* What the task requires:
Reproduce every record below exactly as written, leaving out any pictures.

Content starts

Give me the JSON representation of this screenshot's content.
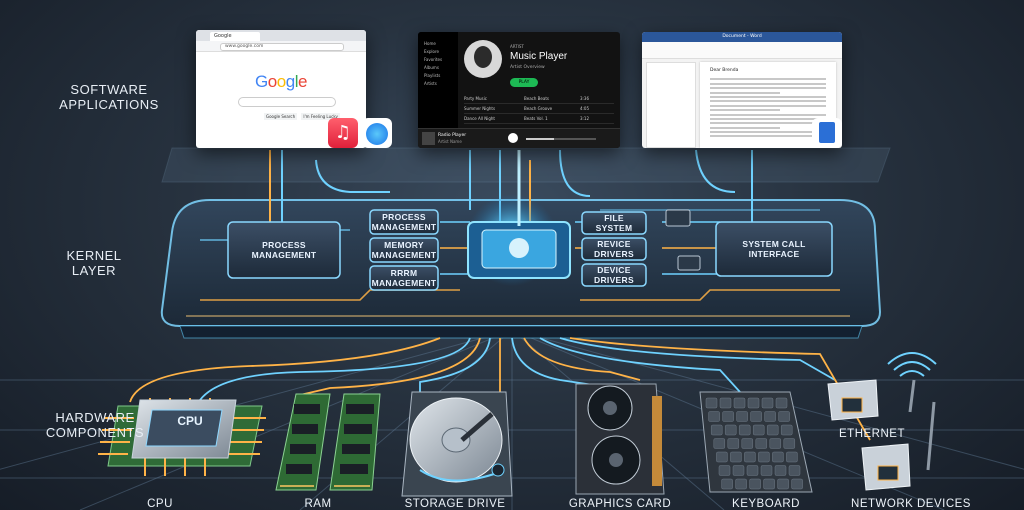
{
  "section_labels": {
    "software": "SOFTWARE\nAPPLICATIONS",
    "kernel": "KERNEL\nLAYER",
    "hardware": "HARDWARE\nCOMPONENTS"
  },
  "browser": {
    "tab_title": "Google",
    "url": "www.google.com",
    "logo": "Google",
    "buttons": [
      "Google Search",
      "I'm Feeling Lucky"
    ]
  },
  "music_player": {
    "section": "ARTIST",
    "title": "Music Player",
    "artist": "Artist Overview",
    "play_label": "PLAY",
    "nav": [
      "Home",
      "Explore",
      "Favorites",
      "Albums",
      "Playlists",
      "Artists"
    ],
    "tracks": [
      {
        "name": "Party Music",
        "artist": "Beach Beats",
        "time": "3:36"
      },
      {
        "name": "Summer Nights",
        "artist": "Beach Groove",
        "time": "4:05"
      },
      {
        "name": "Dance All Night",
        "artist": "Beats Vol. 1",
        "time": "3:12"
      }
    ],
    "now_playing": "Radio Player",
    "now_artist": "Artist Name"
  },
  "word_doc": {
    "title": "Document - Word",
    "heading": "Dear Brenda"
  },
  "kernel": {
    "chips": {
      "process_left": "PROCESS\nMANAGEMENT",
      "process_mid": "PROCESS\nMANAGEMENT",
      "memory": "MEMORY\nMANAGEMENT",
      "rrrm": "RRRM\nMANAGEMENT",
      "file_system": "FILE\nSYSTEM",
      "revice": "REVICE\nDRIVERS",
      "device": "DEVICE\nDRIVERS",
      "syscall": "SYSTEM CALL\nINTERFACE"
    }
  },
  "hardware": {
    "cpu_chip": "CPU",
    "ethernet": "ETHERNET",
    "captions": [
      "CPU",
      "RAM",
      "STORAGE DRIVE",
      "GRAPHICS CARD",
      "KEYBOARD",
      "NETWORK DEVICES"
    ]
  },
  "colors": {
    "accent_blue": "#6fd2ff",
    "accent_orange": "#ffb347",
    "spotify_green": "#1db954"
  }
}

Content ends

* Your solution:
Give me the JSON representation of this screenshot's content.
{
  "section_labels": {
    "software": "SOFTWARE\nAPPLICATIONS",
    "kernel": "KERNEL\nLAYER",
    "hardware": "HARDWARE\nCOMPONENTS"
  },
  "browser": {
    "tab_title": "Google",
    "url": "www.google.com",
    "logo": "Google",
    "buttons": [
      "Google Search",
      "I'm Feeling Lucky"
    ]
  },
  "music_player": {
    "section": "ARTIST",
    "title": "Music Player",
    "artist": "Artist Overview",
    "play_label": "PLAY",
    "nav": [
      "Home",
      "Explore",
      "Favorites",
      "Albums",
      "Playlists",
      "Artists"
    ],
    "tracks": [
      {
        "name": "Party Music",
        "artist": "Beach Beats",
        "time": "3:36"
      },
      {
        "name": "Summer Nights",
        "artist": "Beach Groove",
        "time": "4:05"
      },
      {
        "name": "Dance All Night",
        "artist": "Beats Vol. 1",
        "time": "3:12"
      }
    ],
    "now_playing": "Radio Player",
    "now_artist": "Artist Name"
  },
  "word_doc": {
    "title": "Document - Word",
    "heading": "Dear Brenda"
  },
  "kernel": {
    "chips": {
      "process_left": "PROCESS\nMANAGEMENT",
      "process_mid": "PROCESS\nMANAGEMENT",
      "memory": "MEMORY\nMANAGEMENT",
      "rrrm": "RRRM\nMANAGEMENT",
      "file_system": "FILE\nSYSTEM",
      "revice": "REVICE\nDRIVERS",
      "device": "DEVICE\nDRIVERS",
      "syscall": "SYSTEM CALL\nINTERFACE"
    }
  },
  "hardware": {
    "cpu_chip": "CPU",
    "ethernet": "ETHERNET",
    "captions": [
      "CPU",
      "RAM",
      "STORAGE DRIVE",
      "GRAPHICS CARD",
      "KEYBOARD",
      "NETWORK DEVICES"
    ]
  },
  "colors": {
    "accent_blue": "#6fd2ff",
    "accent_orange": "#ffb347",
    "spotify_green": "#1db954"
  }
}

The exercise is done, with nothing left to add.